A partial recap of the revised Joba Rules
In case you missed it, this was a major piece of discussion before Friday’s game, when the Yankees outlined several aspects of why a change had to be being made.
So maybe it’s a good time to try and briefly recap what we know of these mysterious Joba Rules, 2009 edition:
— The old way wasn’t working. Giving him extra days of rest to combat this innings limit down the stretch appeared to have some benefits at first, but Chamberlain was 1-2 with a 8.55 ERA in the four starts that followed. The last straw was Tuesday vs. Texas, when he gave back a 4-0 lead and lost.
“It looked like it was working great,” Joe Girardi said. “He came out of
the break and was lights out. But we think that a change needed to be
— It’s the innings, not the starts. While the Yankees continue to keep this plan secretive for their own reasons, what we have established is that Chamberlain’s innings limit for 2009 is somewhere in the ballpark of 160 innings.

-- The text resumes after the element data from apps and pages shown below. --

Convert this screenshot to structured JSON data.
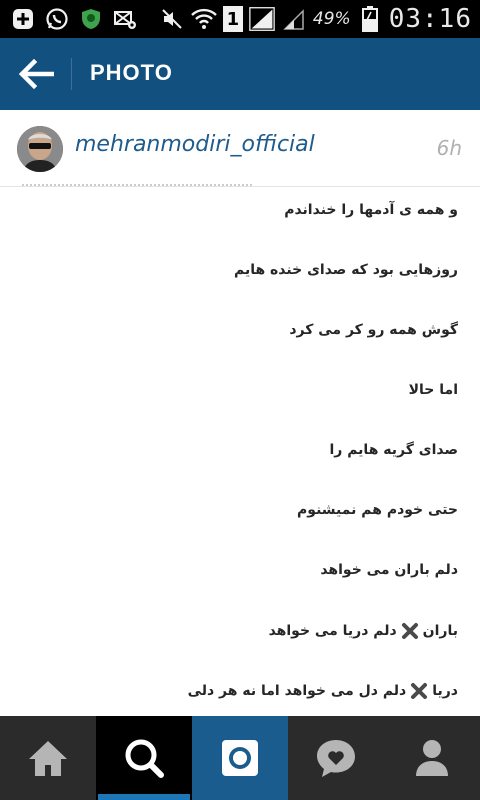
{
  "status_bar": {
    "sim_slot": "1",
    "battery_percent": "49%",
    "time": "03:16",
    "icons": [
      "notification-plus-icon",
      "whatsapp-icon",
      "security-shield-icon",
      "no-data-settings-icon",
      "mute-icon",
      "wifi-icon",
      "sim-1-icon",
      "signal-icon",
      "signal-2-icon",
      "battery-charging-icon"
    ]
  },
  "action_bar": {
    "title": "PHOTO",
    "back_icon": "arrow-left-icon",
    "background": "#12517f"
  },
  "post": {
    "username": "mehranmodiri_official",
    "time_ago": "6h",
    "username_color": "#1f5b8c"
  },
  "caption": {
    "lines": [
      {
        "text": "و همه ی آدمها را خنداندم"
      },
      {
        "text": "روزهایی بود که صدای خنده هایم"
      },
      {
        "text": "گوش همه رو کر می کرد"
      },
      {
        "text": "اما حالا"
      },
      {
        "text": "صدای گریه هایم را"
      },
      {
        "text": "حتی خودم هم نمیشنوم"
      },
      {
        "text": "دلم باران می خواهد"
      },
      {
        "text_before": "باران",
        "text_after": "دلم دریا می خواهد",
        "icon": "cross-mark-icon"
      },
      {
        "text_before": "دریا",
        "text_after": "دلم دل می خواهد اما نه هر دلی",
        "icon": "cross-mark-icon"
      }
    ]
  },
  "bottom_nav": {
    "items": [
      {
        "name": "home",
        "icon": "home-icon",
        "selected": false
      },
      {
        "name": "search",
        "icon": "search-icon",
        "selected": true
      },
      {
        "name": "camera",
        "icon": "camera-icon",
        "selected": false
      },
      {
        "name": "activity",
        "icon": "heart-bubble-icon",
        "selected": false
      },
      {
        "name": "profile",
        "icon": "person-icon",
        "selected": false
      }
    ],
    "accent": "#1b77b8"
  }
}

Generally speaking, the pitch count isn’t nearly as important, as they think a big league pitcher averages out to a 15-20 pitch inning over the course of a season — you have your quick ones and your long ones.
Girardi said that 180 is a “danger” zone, which is more than they’ve revealed about their thinking all year. Look, the Yankees don’t want Chamberlain to be their blown-out version of Bill Pulsipher, Jason Isringhausen and Paul Wilson rolled into one. I can’t blame them for being overly cautious. He’s not disposable goods.
So while the Yankees knew they couldn’t do anything with that innings limit, the way they were going to reach it is adjustable. Instead of giving him extra days, Joba will just have shorter starts for a little bit but start every fifth game.
— What about the bullpen? Is it good to use Alfredo Aceves for three innings and 32 pitches? Well, in the short term, it’s not great. But the Yankees have reinforcements coming on Tuesday as rosters expand to 40 players, and they’ll be getting bullpen help.
Sergio Mitre’s status throws a wrinkle into this that we hadn’t seen before – otherwise, you could also lean on Chad Gaudin for the backup.
If the Yankees were up by 1 1/2 games in the American League East, by the way, they wouldn’t be fooling around with this. That’s one other important point. They have a little luxury here.
– Building back up for October. One of the keys Girardi talked about was that Chamberlain must be built back up to throw 100 to 110 pitches by the end of September, so he can start in the playoffs. That tells you he won’t be turning in these three inning starts for long — not if the Yankees are expecting he’ll be ready to go seven strong innings in the postseason.
It’s a silly exercise to map out starts a month in advance, because the rotation can change, there can be rainouts, injuries, etc. Even though the Yankees didn’t pull Chamberlain because of his 35 pitches today, let’s roughly plot out that you can safely boost a pitcher by 15 or so pitches per start, Spring Training style.
Whatever the case, Sept. 4 at Toronto should give him 50 pitches to play with. If my math is right, four turns through the rotation (65, 80, 95) and Chamberlain can already be up to 110 if needed, which would fall right about the time of the last homestand of the season.
It’s frustrating to Joba; he wants to pitch and be let loose. But he understands and seems to be on board. It might work better than having him pitch on eight days rest.
“I’ve learned to be very patient over the three years that I’ve been
here,” Chamberlain said. “The Joba Rules are still going strong. I
still see the T-shirts every once in a while. But it’s better. It’s
going to make everything better in the long run.”